Hiker-Bear Incident Investigation Continues
Contact: Denise Germann, 406 888 5838
An investigation regarding a hiker-bear incident that happened in Glacier National Park on Saturday, July 26, is ongoing. The Mt. Brown Lookout Trail remains closed for investigation purposes. Park personnel are monitoring the area for a bear that is believed to be injured as a result of the incident. Park visitors are encouraged to report any sighting of an injured bear to a nearby park ranger or visitor center. Routinely, park visitors are encouraged to notify a park ranger of any bear sighting within the park.
Park visitors are encouraged to carry, and know how to properly use, bear spray as a deterrent for a charging grizzly bear. No single deterrent is 100 percent effective, but compared to all others, including firearms, proper use of bear spray has proven to be the best method for fending off threatening and attacking bears, and for preventing injury to the person and animal involved.
Visitors are allowed to carry a firearm in Glacier National Park. Federal law, as of 2010, allows the carrying of firearms within national parks and wildlife refuges consistent with state law. Although visitors are allowed to carry firearms, it is illegal to discharge a firearm in Glacier National Park. An investigation of this incident is ongoing.
Glacier National Park is home to grizzly and black bears. Hikers in the park are encouraged to hike in groups, stay on designated trails, carry bear spray that is easily accessible, and make noise at regular intervals along the trail. Bears spend a lot of time eating, so hikers should be extra alert while in or near feeding areas such as berry patches, cow parsnip thickets, or fields of glacier lilies. Hiking early in the morning, late in the day, or after dark is not encouraged. Trail running is not recommended as it has led to surprise bear encounters. For more information about recreating in the park, visit http://www.nps.gov/glac/planyourvisit/bears.htm.
Park rangers immediately closed the trail and initiated an investigation. They staffed the trailhead to communicate the situation to other park visitors and began a search for the bear. Park rangers and bear specialists hiked from the trailhead, and were transported via helicopter to the summit of Mt. Brown, to investigate and search for the bear. It is unknown if the bear was a grizzly or black bear, but evidence indicates the bear was wounded.
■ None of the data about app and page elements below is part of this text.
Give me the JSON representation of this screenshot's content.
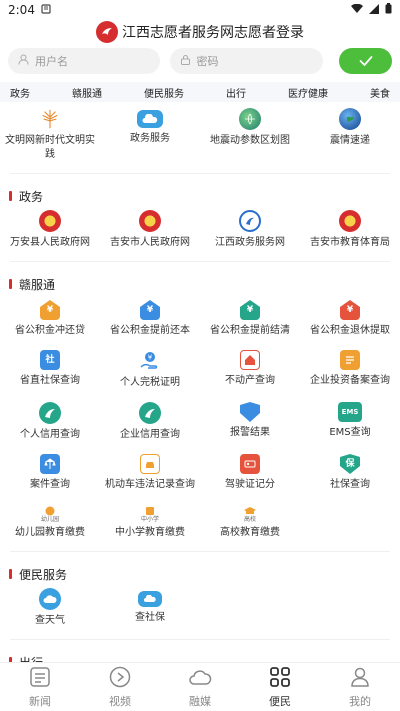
{
  "status": {
    "time": "2:04"
  },
  "header": {
    "title": "江西志愿者服务网志愿者登录"
  },
  "login": {
    "username_placeholder": "用户名",
    "password_placeholder": "密码"
  },
  "category_tabs": [
    "政务",
    "赣服通",
    "便民服务",
    "出行",
    "医疗健康",
    "美食"
  ],
  "top_items": [
    {
      "label": "文明网新时代文明实践",
      "icon": "tree-icon"
    },
    {
      "label": "政务服务",
      "icon": "cloud-icon"
    },
    {
      "label": "地震动参数区划图",
      "icon": "globe-icon"
    },
    {
      "label": "震情速递",
      "icon": "earth-icon"
    }
  ],
  "sections": {
    "zhengwu": {
      "title": "政务",
      "items": [
        {
          "label": "万安县人民政府网",
          "icon": "emblem-icon"
        },
        {
          "label": "吉安市人民政府网",
          "icon": "emblem-icon"
        },
        {
          "label": "江西政务服务网",
          "icon": "jiangxi-gov-icon"
        },
        {
          "label": "吉安市教育体育局",
          "icon": "emblem-icon"
        }
      ]
    },
    "ganfutong": {
      "title": "赣服通",
      "items": [
        {
          "label": "省公积金冲还贷",
          "icon": "fund-icon"
        },
        {
          "label": "省公积金提前还本",
          "icon": "fund-icon"
        },
        {
          "label": "省公积金提前结清",
          "icon": "fund-icon"
        },
        {
          "label": "省公积金退休提取",
          "icon": "fund-icon"
        },
        {
          "label": "省直社保查询",
          "icon": "social-security-icon",
          "text": "社"
        },
        {
          "label": "个人完税证明",
          "icon": "hand-icon"
        },
        {
          "label": "不动产查询",
          "icon": "house-icon"
        },
        {
          "label": "企业投资备案查询",
          "icon": "document-icon"
        },
        {
          "label": "个人信用查询",
          "icon": "credit-icon"
        },
        {
          "label": "企业信用查询",
          "icon": "credit-icon"
        },
        {
          "label": "报警结果",
          "icon": "shield-icon"
        },
        {
          "label": "EMS查询",
          "icon": "ems-icon",
          "text": "EMS"
        },
        {
          "label": "案件查询",
          "icon": "case-icon"
        },
        {
          "label": "机动车违法记录查询",
          "icon": "car-icon"
        },
        {
          "label": "驾驶证记分",
          "icon": "license-icon"
        },
        {
          "label": "社保查询",
          "icon": "social-shield-icon",
          "text": "保"
        }
      ]
    },
    "education": {
      "items": [
        {
          "label": "幼儿园教育缴费",
          "icon": "kindergarten-icon",
          "tag": "幼儿园"
        },
        {
          "label": "中小学教育缴费",
          "icon": "school-icon",
          "tag": "中小学"
        },
        {
          "label": "高校教育缴费",
          "icon": "college-icon",
          "tag": "高校"
        }
      ]
    },
    "bianmin": {
      "title": "便民服务",
      "items": [
        {
          "label": "查天气",
          "icon": "weather-icon"
        },
        {
          "label": "查社保",
          "icon": "social-query-icon"
        }
      ]
    },
    "chuxing": {
      "title": "出行"
    }
  },
  "bottom_tabs": [
    {
      "label": "新闻",
      "icon": "news-icon"
    },
    {
      "label": "视频",
      "icon": "play-icon"
    },
    {
      "label": "融媒",
      "icon": "cloud-media-icon"
    },
    {
      "label": "便民",
      "icon": "grid-icon",
      "active": true
    },
    {
      "label": "我的",
      "icon": "user-icon"
    }
  ],
  "colors": {
    "accent_green": "#4cbe3b",
    "section_red": "#d62e2e",
    "fund_orange": "#f0a030",
    "fund_teal": "#25a58a",
    "fund_red": "#e5533d",
    "blue": "#3a8de0"
  }
}
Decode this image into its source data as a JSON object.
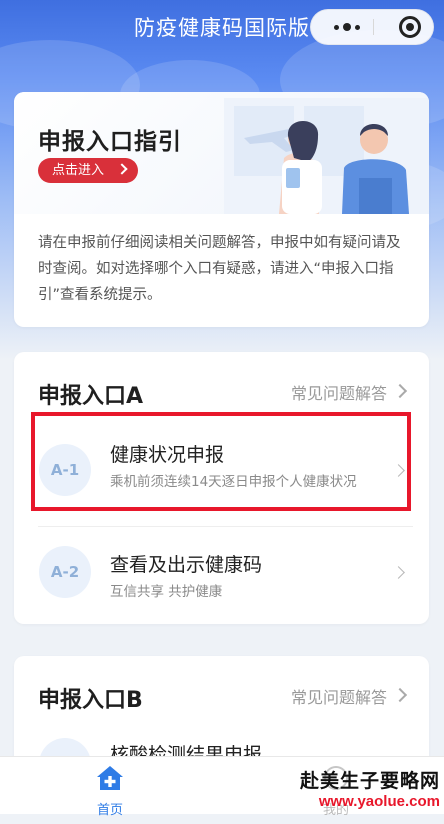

Did You Know?
Glacier National park was named for the glaciers that carved, sculpted, and formed this landscape millions of years ago. Despite the recession of current glaciers, the park's name will not change when the glaciers are gone.